Sarah: Well, we’re going to be sending out the takeaway soon to everyone who participated in the study. We’ll also be publishing a paper on this sometime in the next couple of months. Anyone’s interested in that, they can reach out to me at firstname.lastname@example.org.
Mike: We’ll be sure to include that in the show notes so if you go through and look at that, you’ll be able to find Sarah’s contact information there as well. Sarah is actually going to be talking about this next week at our Chief Learning Officer Symposium. By the time this podcast comes out, that conversation will actually be over but we are recording that panel discussion that you’re going to be leading around the CLO of the future. You’re going to be moderating about three other CLOs to talk about these very issues.
Justin: Sarah did this last year at the CLO Symposium. The value – I would encourage anybody who’s not going to be at the symposium to listen to it because the richness of it was not just the data you presented, Sarah, but the way you presented it sparked conversations and questions from people that drove the boundaries of what we are talking about as a profession I think even further. We could tell that because nobody wanted to leave the room. It was time for cocktails and people were still having conversations about it. So it’s well worth a listen if you’re not coming to the event.

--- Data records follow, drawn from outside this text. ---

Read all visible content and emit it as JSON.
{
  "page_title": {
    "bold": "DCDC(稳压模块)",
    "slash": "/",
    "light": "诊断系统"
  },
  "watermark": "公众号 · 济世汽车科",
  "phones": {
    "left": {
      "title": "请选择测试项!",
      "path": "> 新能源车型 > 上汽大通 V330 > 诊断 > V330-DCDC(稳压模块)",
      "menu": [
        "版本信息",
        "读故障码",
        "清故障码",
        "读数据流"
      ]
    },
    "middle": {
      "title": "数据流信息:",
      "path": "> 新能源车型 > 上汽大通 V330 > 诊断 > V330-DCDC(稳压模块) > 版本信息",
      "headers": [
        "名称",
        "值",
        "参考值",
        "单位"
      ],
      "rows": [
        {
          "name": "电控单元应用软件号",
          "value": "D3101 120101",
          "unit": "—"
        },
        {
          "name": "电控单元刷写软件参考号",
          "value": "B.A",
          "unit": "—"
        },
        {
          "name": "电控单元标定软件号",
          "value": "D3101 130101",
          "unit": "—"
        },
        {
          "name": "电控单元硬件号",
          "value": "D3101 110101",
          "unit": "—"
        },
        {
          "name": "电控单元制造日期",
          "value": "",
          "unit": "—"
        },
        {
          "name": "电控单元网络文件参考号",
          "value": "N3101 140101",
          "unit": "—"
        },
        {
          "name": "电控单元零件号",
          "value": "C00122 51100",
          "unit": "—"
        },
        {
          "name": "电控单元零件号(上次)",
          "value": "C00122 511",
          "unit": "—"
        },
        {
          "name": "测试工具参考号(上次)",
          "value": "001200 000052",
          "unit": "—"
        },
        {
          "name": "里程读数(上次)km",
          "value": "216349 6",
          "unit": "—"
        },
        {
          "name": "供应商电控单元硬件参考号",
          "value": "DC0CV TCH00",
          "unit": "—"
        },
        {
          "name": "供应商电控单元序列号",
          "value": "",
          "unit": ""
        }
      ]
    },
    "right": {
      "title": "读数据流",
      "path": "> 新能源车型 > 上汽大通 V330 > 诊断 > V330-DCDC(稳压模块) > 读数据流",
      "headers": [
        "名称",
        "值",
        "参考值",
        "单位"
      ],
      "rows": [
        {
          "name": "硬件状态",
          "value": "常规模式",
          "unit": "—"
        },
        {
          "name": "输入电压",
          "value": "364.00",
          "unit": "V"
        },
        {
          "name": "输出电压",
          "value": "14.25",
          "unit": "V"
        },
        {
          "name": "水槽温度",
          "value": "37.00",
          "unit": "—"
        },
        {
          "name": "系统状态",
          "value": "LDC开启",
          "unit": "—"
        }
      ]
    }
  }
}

Mike: Yeah. Well, I’ll close it with another Yogi Berra-ism, the famous baseball manager for the New York Yankees, [who] vaguely said about the future: “The future just ain’t what it used to be.” And that’s I think what we’re seeing with a lot of this research is that this is an ever-evolving practice. And it’s really great to see, Sarah, the research that you’re doing that’s starting to point the way for a lot of folks who are trying to find their way here. So thank you for joining us today.
Sarah: You’re welcome. My pleasure.
Mike: And thank you, Justin, for being my co-host once again.
Justin: Glad to be here.
Mike: Alright, if you like what you heard today be sure to find us on Apple Podcasts and give us a rating and drop us a line at email@example.com. I hope you enjoyed it. We’ll see you next time and keep on learning.